STORED DATA:
┌────────

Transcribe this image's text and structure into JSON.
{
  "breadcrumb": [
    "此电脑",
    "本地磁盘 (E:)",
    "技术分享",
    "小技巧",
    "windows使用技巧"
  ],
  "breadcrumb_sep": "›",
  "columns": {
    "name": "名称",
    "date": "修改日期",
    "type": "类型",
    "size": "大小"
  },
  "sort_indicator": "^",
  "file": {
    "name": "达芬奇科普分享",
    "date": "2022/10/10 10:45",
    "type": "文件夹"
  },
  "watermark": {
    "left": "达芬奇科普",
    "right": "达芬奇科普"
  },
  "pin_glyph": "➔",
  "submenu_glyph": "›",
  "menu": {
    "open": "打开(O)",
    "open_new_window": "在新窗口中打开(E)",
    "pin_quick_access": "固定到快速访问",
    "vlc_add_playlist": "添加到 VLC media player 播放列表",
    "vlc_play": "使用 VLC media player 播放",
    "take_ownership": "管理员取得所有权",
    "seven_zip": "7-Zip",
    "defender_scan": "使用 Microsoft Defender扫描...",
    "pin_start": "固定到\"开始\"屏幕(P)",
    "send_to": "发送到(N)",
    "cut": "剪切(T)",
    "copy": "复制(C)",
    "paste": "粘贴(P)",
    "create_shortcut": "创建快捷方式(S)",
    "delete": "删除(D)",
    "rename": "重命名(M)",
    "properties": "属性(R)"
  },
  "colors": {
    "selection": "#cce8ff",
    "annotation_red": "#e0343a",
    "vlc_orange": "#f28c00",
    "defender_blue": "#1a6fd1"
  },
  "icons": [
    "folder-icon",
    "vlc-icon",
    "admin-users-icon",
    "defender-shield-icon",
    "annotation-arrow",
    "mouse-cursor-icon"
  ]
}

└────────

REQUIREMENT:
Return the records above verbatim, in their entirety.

FINISHED TASK:
Transcribe this image's text and structure into JSON.
{
  "breadcrumb": [
    "此电脑",
    "本地磁盘 (E:)",
    "技术分享",
    "小技巧",
    "windows使用技巧"
  ],
  "breadcrumb_sep": "›",
  "columns": {
    "name": "名称",
    "date": "修改日期",
    "type": "类型",
    "size": "大小"
  },
  "sort_indicator": "^",
  "file": {
    "name": "达芬奇科普分享",
    "date": "2022/10/10 10:45",
    "type": "文件夹"
  },
  "watermark": {
    "left": "达芬奇科普",
    "right": "达芬奇科普"
  },
  "pin_glyph": "➔",
  "submenu_glyph": "›",
  "menu": {
    "open": "打开(O)",
    "open_new_window": "在新窗口中打开(E)",
    "pin_quick_access": "固定到快速访问",
    "vlc_add_playlist": "添加到 VLC media player 播放列表",
    "vlc_play": "使用 VLC media player 播放",
    "take_ownership": "管理员取得所有权",
    "seven_zip": "7-Zip",
    "defender_scan": "使用 Microsoft Defender扫描...",
    "pin_start": "固定到\"开始\"屏幕(P)",
    "send_to": "发送到(N)",
    "cut": "剪切(T)",
    "copy": "复制(C)",
    "paste": "粘贴(P)",
    "create_shortcut": "创建快捷方式(S)",
    "delete": "删除(D)",
    "rename": "重命名(M)",
    "properties": "属性(R)"
  },
  "colors": {
    "selection": "#cce8ff",
    "annotation_red": "#e0343a",
    "vlc_orange": "#f28c00",
    "defender_blue": "#1a6fd1"
  },
  "icons": [
    "folder-icon",
    "vlc-icon",
    "admin-users-icon",
    "defender-shield-icon",
    "annotation-arrow",
    "mouse-cursor-icon"
  ]
}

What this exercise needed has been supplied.